(App and web page records)
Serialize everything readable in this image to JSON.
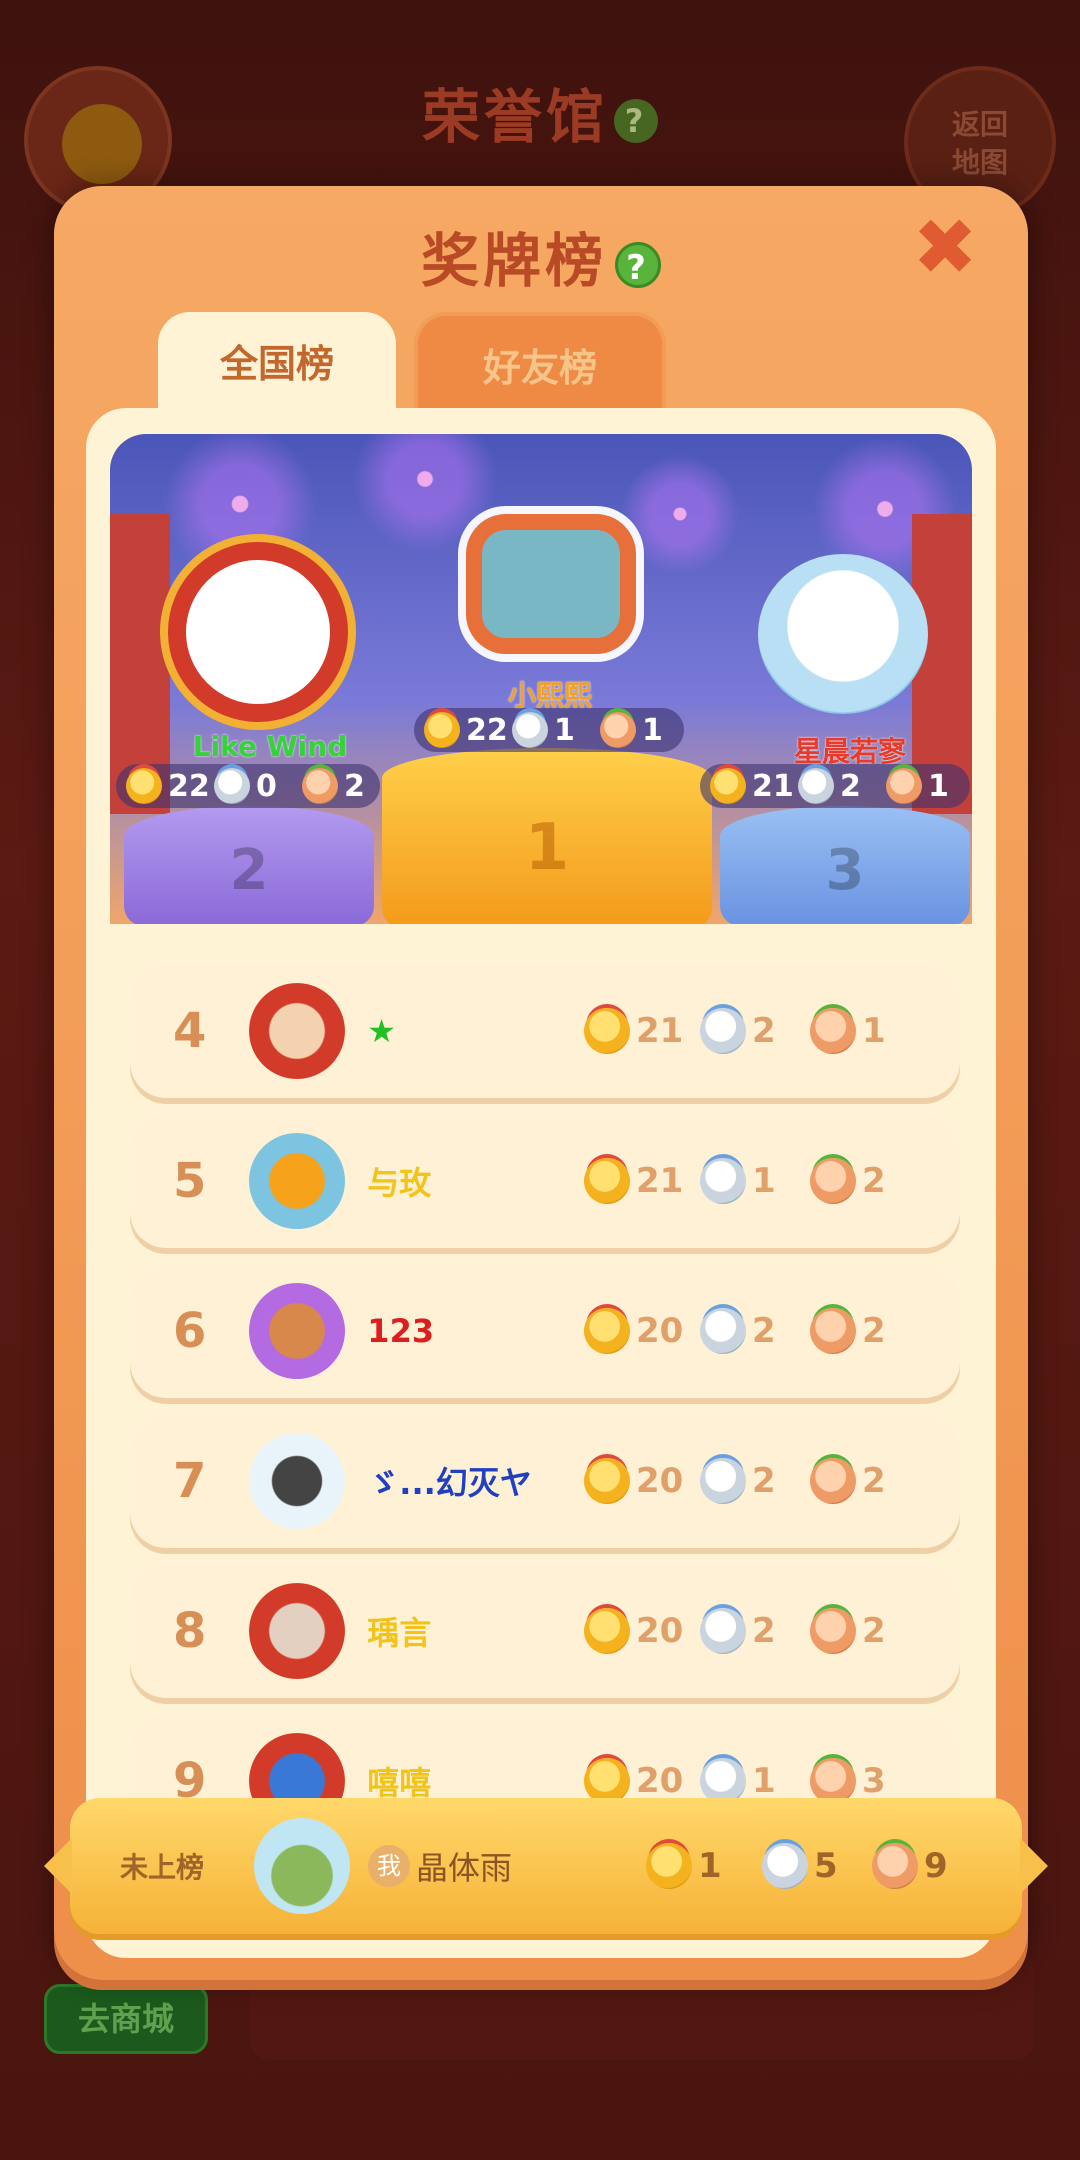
{
  "background": {
    "title": "荣誉馆",
    "return_button": "返回\n地图",
    "shop_button": "去商城"
  },
  "modal": {
    "title": "奖牌榜",
    "tabs": [
      {
        "label": "全国榜",
        "active": true
      },
      {
        "label": "好友榜",
        "active": false
      }
    ]
  },
  "podium": [
    {
      "rank": "2",
      "name": "Like Wind",
      "gold": "22",
      "silver": "0",
      "bronze": "2"
    },
    {
      "rank": "1",
      "name": "小熙熙",
      "gold": "22",
      "silver": "1",
      "bronze": "1"
    },
    {
      "rank": "3",
      "name": "星晨若寥",
      "gold": "21",
      "silver": "2",
      "bronze": "1"
    }
  ],
  "rows": [
    {
      "rank": "4",
      "name": "★",
      "name_color": "#22c022",
      "gold": "21",
      "silver": "2",
      "bronze": "1"
    },
    {
      "rank": "5",
      "name": "与玫",
      "name_color": "#f2c41a",
      "gold": "21",
      "silver": "1",
      "bronze": "2"
    },
    {
      "rank": "6",
      "name": "123",
      "name_color": "#d82020",
      "gold": "20",
      "silver": "2",
      "bronze": "2"
    },
    {
      "rank": "7",
      "name": "ゞ...幻灭ヤ",
      "name_color": "#2040c0",
      "gold": "20",
      "silver": "2",
      "bronze": "2"
    },
    {
      "rank": "8",
      "name": "瑀言",
      "name_color": "#f2c41a",
      "gold": "20",
      "silver": "2",
      "bronze": "2"
    },
    {
      "rank": "9",
      "name": "嘻嘻",
      "name_color": "#f2c41a",
      "gold": "20",
      "silver": "1",
      "bronze": "3"
    }
  ],
  "me": {
    "label": "未上榜",
    "tag": "我",
    "name": "晶体雨",
    "gold": "1",
    "silver": "5",
    "bronze": "9"
  },
  "icons": {
    "help": "?",
    "close": "✖"
  }
}
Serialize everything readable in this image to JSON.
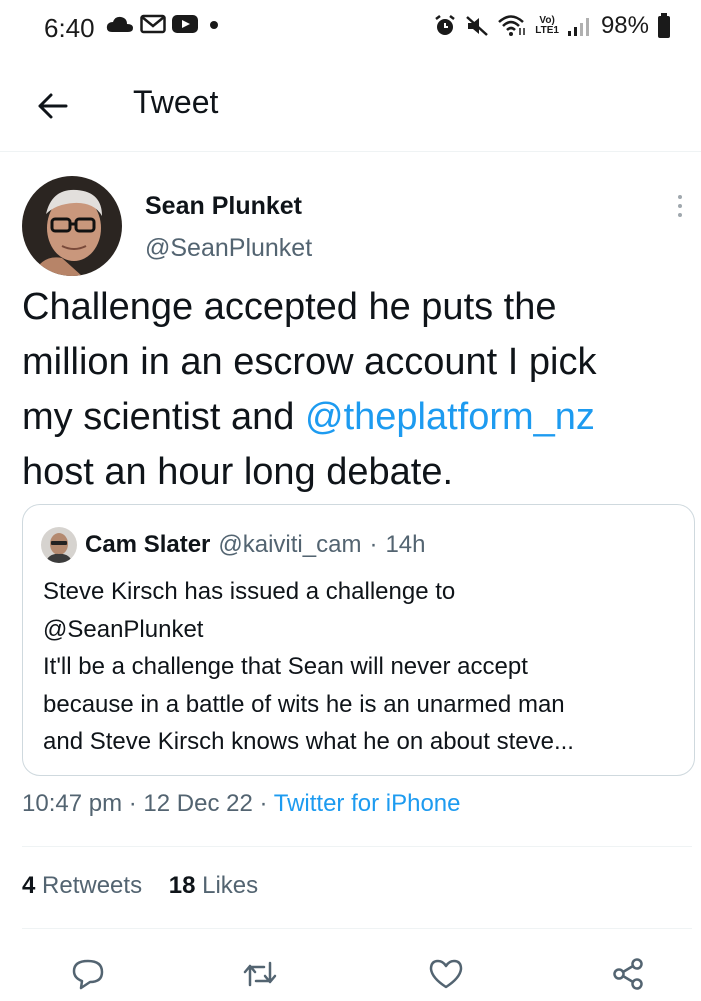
{
  "status_bar": {
    "time": "6:40",
    "battery": "98%",
    "network_label_top": "Vo)",
    "network_label_bottom": "LTE1",
    "left_icons": [
      "cloud-icon",
      "gmail-icon",
      "youtube-icon",
      "dot-icon"
    ],
    "right_icons": [
      "alarm-icon",
      "mute-icon",
      "wifi-icon",
      "signal-icon",
      "battery-icon"
    ]
  },
  "header": {
    "back_icon": "arrow-left-icon",
    "title": "Tweet"
  },
  "tweet": {
    "author_name": "Sean Plunket",
    "author_handle": "@SeanPlunket",
    "text_line1": "Challenge accepted he puts the",
    "text_line2": "million in an escrow account I pick",
    "text_line3_prefix": "my scientist and ",
    "mention": "@theplatform_nz",
    "text_line4": "host an hour long debate.",
    "time": "10:47 pm",
    "date": "12 Dec 22",
    "source": "Twitter for iPhone",
    "separator": "·"
  },
  "quote": {
    "author_name": "Cam Slater",
    "author_handle": "@kaiviti_cam",
    "age": "14h",
    "line1": "Steve Kirsch has issued a challenge to",
    "line2": "@SeanPlunket",
    "line3": "It'll be a challenge that Sean will never accept",
    "line4": "because in a battle of wits he is an unarmed man",
    "line5": "and Steve Kirsch knows what he on about steve..."
  },
  "stats": {
    "retweets_count": "4",
    "retweets_label": "Retweets",
    "likes_count": "18",
    "likes_label": "Likes"
  },
  "actions": [
    "reply-icon",
    "retweet-icon",
    "like-icon",
    "share-icon"
  ],
  "colors": {
    "accent": "#1d9bf0",
    "text": "#0f1419",
    "secondary": "#536471",
    "border": "#cfd9de"
  }
}
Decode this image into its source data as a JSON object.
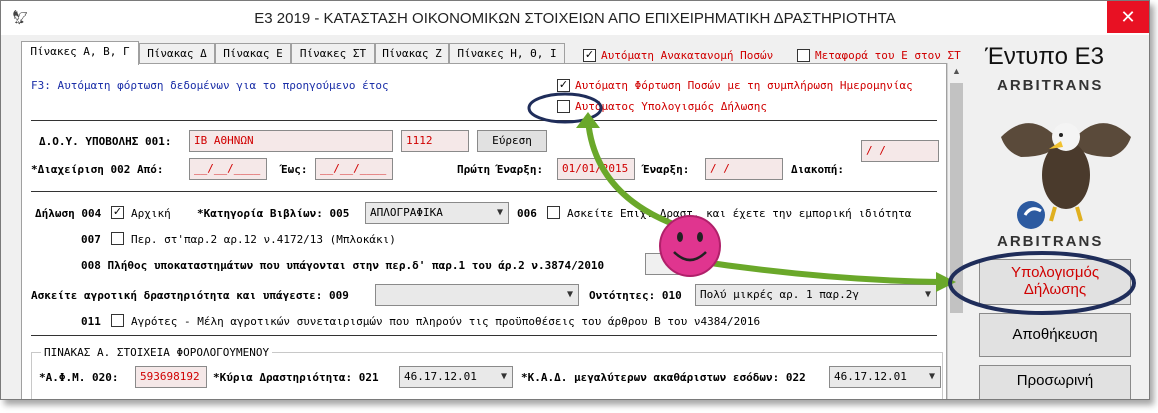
{
  "window": {
    "title": "Ε3 2019 - ΚΑΤΑΣΤΑΣΗ ΟΙΚΟΝΟΜΙΚΩΝ ΣΤΟΙΧΕΙΩΝ ΑΠΟ ΕΠΙΧΕΙΡΗΜΑΤΙΚΗ ΔΡΑΣΤΗΡΙΟΤΗΤΑ",
    "close_icon": "✕"
  },
  "tabs": [
    {
      "label": "Πίνακες Α, Β, Γ"
    },
    {
      "label": "Πίνακας Δ"
    },
    {
      "label": "Πίνακας Ε"
    },
    {
      "label": "Πίνακες ΣΤ"
    },
    {
      "label": "Πίνακας Ζ"
    },
    {
      "label": "Πίνακες Η, Θ, Ι"
    }
  ],
  "top_options": {
    "auto_redistribution": {
      "label": "Αυτόματη Ανακατανομή Ποσών",
      "checked": true
    },
    "transfer_to_e": {
      "label": "Μεταφορά του Ε στον ΣΤ",
      "checked": false
    }
  },
  "form": {
    "f3_hint": "F3: Αυτόματη φόρτωση δεδομένων για το προηγούμενο έτος",
    "auto_load": {
      "label": "Αυτόματη Φόρτωση Ποσών με τη συμπλήρωση Ημερομηνίας",
      "checked": true
    },
    "auto_calc": {
      "label": "Αυτόματος Υπολογισμός Δήλωσης",
      "checked": false
    },
    "doy_label": "Δ.Ο.Υ. ΥΠΟΒΟΛΗΣ 001:",
    "doy_value": "ΙΒ ΑΘΗΝΩΝ",
    "doy_code": "1112",
    "search_button": "Εύρεση",
    "management_label": "*Διαχείριση  002 Από:",
    "from_value": "__/__/____",
    "to_label": "Έως:",
    "to_value": "__/__/____",
    "first_start_label": "Πρώτη Έναρξη:",
    "first_start_value": "01/01/2015",
    "start_label": "Έναρξη:",
    "start_value": "  /  /",
    "stop_label": "Διακοπή:",
    "stop_value": "  /  /",
    "declaration_label": "Δήλωση 004",
    "initial": {
      "label": "Αρχική",
      "checked": true
    },
    "books_category_label": "*Κατηγορία Βιβλίων: 005",
    "books_category_value": "ΑΠΛΟΓΡΑΦΙΚΑ",
    "field_006_label": "006",
    "field_006_text": "Ασκείτε Επιχ. Δραστ. και έχετε την εμπορική ιδιότητα",
    "field_007_label": "007",
    "field_007_text": "Περ. στ'παρ.2 αρ.12 ν.4172/13 (Μπλοκάκι)",
    "field_008_text": "008 Πλήθος υποκαταστημάτων που υπάγονται στην περ.δ' παρ.1 του άρ.2 ν.3874/2010",
    "agri_label": "Ασκείτε αγροτική δραστηριότητα και υπάγεστε: 009",
    "entities_label": "Οντότητες: 010",
    "entities_value": "Πολύ μικρές αρ. 1 παρ.2γ",
    "field_011_label": "011",
    "field_011_text": "Αγρότες - Μέλη αγροτικών συνεταιρισμών που πληρούν τις προϋποθέσεις του άρθρου Β του ν4384/2016",
    "group_title": "ΠΙΝΑΚΑΣ Α. ΣΤΟΙΧΕΙΑ ΦΟΡΟΛΟΓΟΥΜΕΝΟΥ",
    "afm_label": "*Α.Φ.Μ. 020:",
    "afm_value": "593698192",
    "main_activity_label": "*Κύρια Δραστηριότητα: 021",
    "main_activity_value": "46.17.12.01",
    "kad_label": "*Κ.Α.Δ. μεγαλύτερων ακαθάριστων εσόδων: 022",
    "kad_value": "46.17.12.01"
  },
  "sidebar": {
    "form_title": "Έντυπο Ε3",
    "brand_top": "ARBITRANS",
    "brand_bottom": "ARBITRANS",
    "calc_button": "Υπολογισμός Δήλωσης",
    "save_button": "Αποθήκευση",
    "temp_button": "Προσωρινή"
  },
  "colors": {
    "red_label": "#d00000",
    "annotation_green": "#6aa82a",
    "annotation_navy": "#1f2d5a",
    "smiley": "#e0358f"
  }
}
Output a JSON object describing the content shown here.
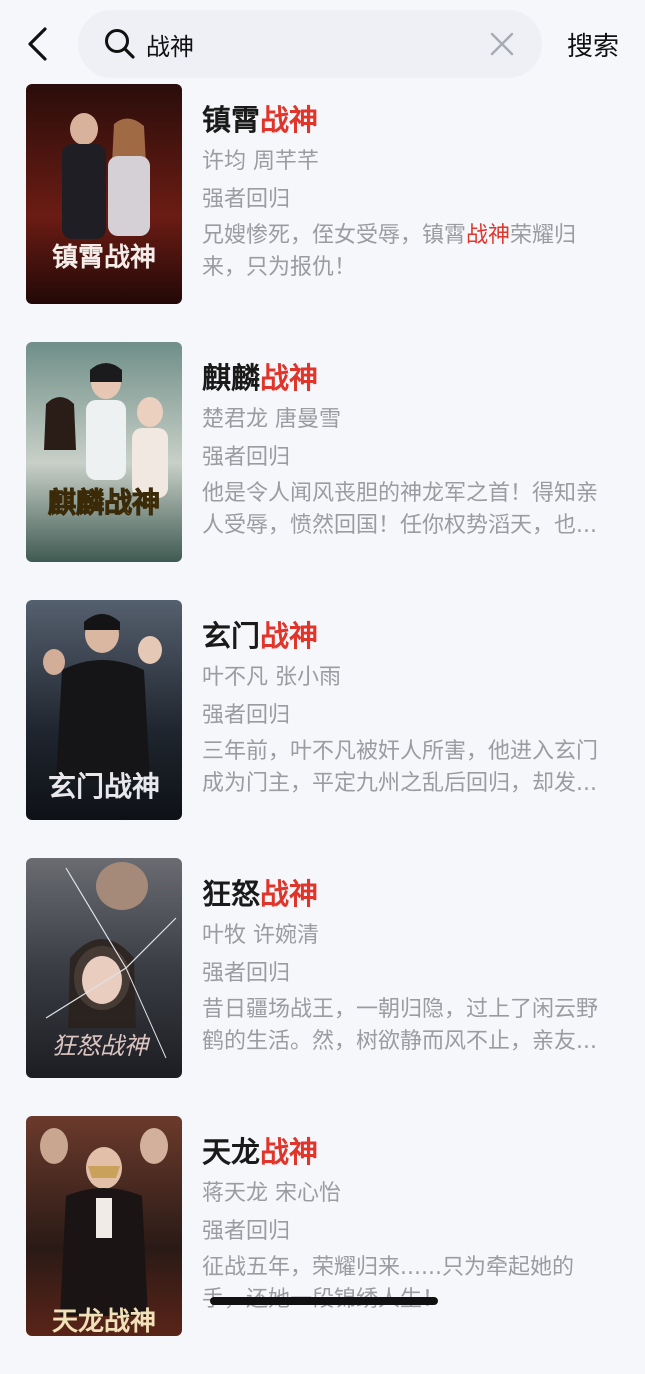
{
  "header": {
    "back_icon": "chevron-left-icon",
    "search_query": "战神",
    "search_button_label": "搜索"
  },
  "results": [
    {
      "title_prefix": "镇霄",
      "title_highlight": "战神",
      "cast": "许均  周芊芊",
      "genre": "强者回归",
      "desc_line1_a": "兄嫂惨死，侄女受辱，镇霄",
      "desc_line1_hl": "战神",
      "desc_line1_b": "荣耀归",
      "desc_line2": "来，只为报仇！",
      "poster_text": "镇霄战神",
      "poster_color": "#5a1a14"
    },
    {
      "title_prefix": "麒麟",
      "title_highlight": "战神",
      "cast": "楚君龙  唐曼雪",
      "genre": "强者回归",
      "desc_line1_a": "他是令人闻风丧胆的神龙军之首！得知亲",
      "desc_line1_hl": "",
      "desc_line1_b": "",
      "desc_line2": "人受辱，愤然回国！任你权势滔天，也...",
      "poster_text": "麒麟战神",
      "poster_color": "#4e6b63"
    },
    {
      "title_prefix": "玄门",
      "title_highlight": "战神",
      "cast": "叶不凡  张小雨",
      "genre": "强者回归",
      "desc_line1_a": "三年前，叶不凡被奸人所害，他进入玄门",
      "desc_line1_hl": "",
      "desc_line1_b": "",
      "desc_line2": "成为门主，平定九州之乱后回归，却发...",
      "poster_text": "玄门战神",
      "poster_color": "#2b3642"
    },
    {
      "title_prefix": "狂怒",
      "title_highlight": "战神",
      "cast": "叶牧  许婉清",
      "genre": "强者回归",
      "desc_line1_a": "昔日疆场战王，一朝归隐，过上了闲云野",
      "desc_line1_hl": "",
      "desc_line1_b": "",
      "desc_line2": "鹤的生活。然，树欲静而风不止，亲友...",
      "poster_text": "狂怒战神",
      "poster_color": "#3b3f48"
    },
    {
      "title_prefix": "天龙",
      "title_highlight": "战神",
      "cast": "蒋天龙  宋心怡",
      "genre": "强者回归",
      "desc_line1_a": "征战五年，荣耀归来......只为牵起她的",
      "desc_line1_hl": "",
      "desc_line1_b": "",
      "desc_line2": "手，还她一段锦绣人生！",
      "poster_text": "天龙战神",
      "poster_color": "#4a2a22"
    }
  ],
  "colors": {
    "accent": "#e0352b",
    "background": "#f6f7fb",
    "secondary_text": "#9a9ca2"
  }
}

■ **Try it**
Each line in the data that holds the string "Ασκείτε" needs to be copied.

■ **Task solution**
    "field_006_text": "Ασκείτε Επιχ. Δραστ. και έχετε την εμπορική ιδιότητα",
    "agri_label": "Ασκείτε αγροτική δραστηριότητα και υπάγεστε: 009",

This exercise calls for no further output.